WILLIAM DUNN of Duntocher had an
excessive liking for law pleas, and consequently he was constantly in the
Court of Session with his neighbours, particularly the late Lord Blantyre
and Mr. Hamilton of Cochno, either about some mill-dam or other, or the
straightening of some march dyke, or the breadth and purity of some
flowing water from the Cochno Glen at or near the possessions of Duntocher.
He threw both of these gentlemen into great expense, some alleged, about
the merest trifles; and he had this peculiar feature about him, that while
he was strict and parsimonious in regard to many other matters, he was
exceeding liberal to every one of his many law agents, and paid them every
plack and penny of their accounts, whenever rendered, without the least
He made the rather sensible remark
on this score, that if a man wanted to be successful in his law plea, even
though it should run down his opponent, it was best to keep the wheels of
the agent well greased for the work. Late in life he was laid up in his

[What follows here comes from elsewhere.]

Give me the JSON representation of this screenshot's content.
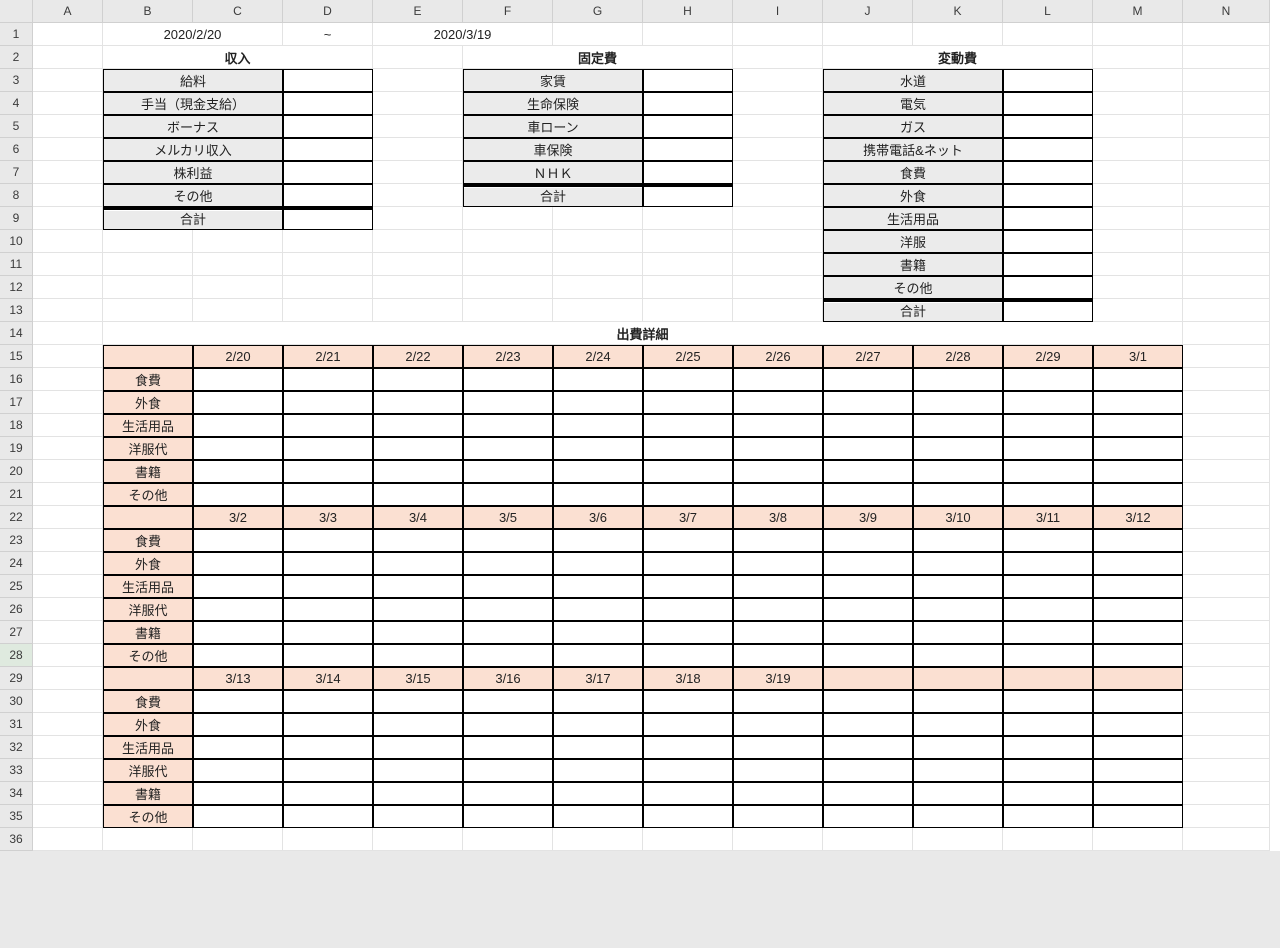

Glasgow house in St. Vincent Street, for the first time, by severe
indisposition, and his life was despaired of. More than one or two

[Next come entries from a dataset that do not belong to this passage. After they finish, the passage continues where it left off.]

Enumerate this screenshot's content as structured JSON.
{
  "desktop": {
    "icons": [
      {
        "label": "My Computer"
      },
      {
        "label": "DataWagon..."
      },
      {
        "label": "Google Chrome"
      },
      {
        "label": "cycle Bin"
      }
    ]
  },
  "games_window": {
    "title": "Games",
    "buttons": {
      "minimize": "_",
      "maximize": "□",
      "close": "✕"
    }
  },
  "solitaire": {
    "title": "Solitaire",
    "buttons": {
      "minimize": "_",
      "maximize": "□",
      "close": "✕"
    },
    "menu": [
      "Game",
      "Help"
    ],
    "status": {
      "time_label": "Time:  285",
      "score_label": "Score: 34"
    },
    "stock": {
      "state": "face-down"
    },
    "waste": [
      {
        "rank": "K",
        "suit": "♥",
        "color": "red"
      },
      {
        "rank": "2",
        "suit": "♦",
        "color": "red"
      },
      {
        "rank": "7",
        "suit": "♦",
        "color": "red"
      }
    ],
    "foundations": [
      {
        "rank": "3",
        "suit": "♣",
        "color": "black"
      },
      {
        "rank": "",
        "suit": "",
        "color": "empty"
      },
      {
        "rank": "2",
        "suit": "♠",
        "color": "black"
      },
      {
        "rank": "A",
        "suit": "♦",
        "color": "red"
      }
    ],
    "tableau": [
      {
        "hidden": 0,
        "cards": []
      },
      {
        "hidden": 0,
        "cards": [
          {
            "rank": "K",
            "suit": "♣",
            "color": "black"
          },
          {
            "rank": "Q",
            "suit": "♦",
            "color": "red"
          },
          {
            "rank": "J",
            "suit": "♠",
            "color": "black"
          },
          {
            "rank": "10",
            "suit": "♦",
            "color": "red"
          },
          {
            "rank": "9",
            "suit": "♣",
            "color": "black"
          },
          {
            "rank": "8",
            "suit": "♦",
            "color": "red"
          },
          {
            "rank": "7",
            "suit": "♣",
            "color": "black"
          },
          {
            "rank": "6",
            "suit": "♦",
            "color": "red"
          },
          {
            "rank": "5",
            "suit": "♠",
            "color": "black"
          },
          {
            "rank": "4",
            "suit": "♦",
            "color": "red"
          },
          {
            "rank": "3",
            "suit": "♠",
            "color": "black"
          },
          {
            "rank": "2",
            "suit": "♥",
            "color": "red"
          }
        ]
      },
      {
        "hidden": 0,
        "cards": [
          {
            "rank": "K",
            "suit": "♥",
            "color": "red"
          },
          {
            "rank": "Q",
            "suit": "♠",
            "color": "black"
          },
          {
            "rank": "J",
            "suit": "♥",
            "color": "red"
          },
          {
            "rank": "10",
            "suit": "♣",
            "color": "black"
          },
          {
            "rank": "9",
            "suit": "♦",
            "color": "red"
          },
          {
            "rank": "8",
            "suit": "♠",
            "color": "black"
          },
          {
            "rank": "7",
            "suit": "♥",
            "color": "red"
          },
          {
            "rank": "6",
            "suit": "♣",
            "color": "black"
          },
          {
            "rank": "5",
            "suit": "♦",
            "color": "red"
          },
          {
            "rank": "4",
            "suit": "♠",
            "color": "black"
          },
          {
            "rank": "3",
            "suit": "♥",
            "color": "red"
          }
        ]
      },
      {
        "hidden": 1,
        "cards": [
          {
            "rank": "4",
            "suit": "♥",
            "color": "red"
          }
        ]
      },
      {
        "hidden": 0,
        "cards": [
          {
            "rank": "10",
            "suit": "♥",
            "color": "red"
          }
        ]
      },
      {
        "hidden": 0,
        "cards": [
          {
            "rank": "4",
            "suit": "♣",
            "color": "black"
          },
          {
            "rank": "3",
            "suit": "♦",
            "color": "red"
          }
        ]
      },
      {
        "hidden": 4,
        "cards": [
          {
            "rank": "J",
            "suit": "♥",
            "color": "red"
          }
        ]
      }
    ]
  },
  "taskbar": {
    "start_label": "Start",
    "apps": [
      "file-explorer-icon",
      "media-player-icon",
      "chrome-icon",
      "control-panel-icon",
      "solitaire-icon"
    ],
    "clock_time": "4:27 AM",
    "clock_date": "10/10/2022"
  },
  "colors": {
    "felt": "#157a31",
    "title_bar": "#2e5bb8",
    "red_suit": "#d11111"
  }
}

ministers of the city paid the most marked attention to him in their oft
repeated visits. We shall not upbraid them by any personal application of
the text, that—Where the carcase is, there the eagles fly.
But one fine morning, when in bed,
Mr. Dunn received an agreeable letter from his law agents, informing him
that he had gained one of his cases with Lord Blantyre. So, when one of
the clergymen in a few minutes afterwards entered the bedroom of the sick
man, the latter stretched forth his hands to him, and said:
"Come away, reverend sir, I am glad
to see you, for I have conquered my greatest enemy!"
The clergyman concluded that he had
conquered the prince of the power of the air! as the arch-enemy of mankind
is designated by the apostle; and he put up a suitable prayer in
On going forth, the divine met a
civilian friend of Mr. Dunn, and in the fulness of his heart told what a
blessed and happy state of mind he had just left Mr. Dunn in, as he was
now quite prepared for his great approaching change, and had stated
exultingly, that he had "at last conquered his greatest enemy."
"His greatest enemy!" quoth the
civilian. "He has conquered Lord Blantyre and the Duntocher dam."
An interpretation of the words which
opened the eyes of the clergyman to the true state of the matter, and
caused him to depart a sadder, and in this particular at least, "a wiser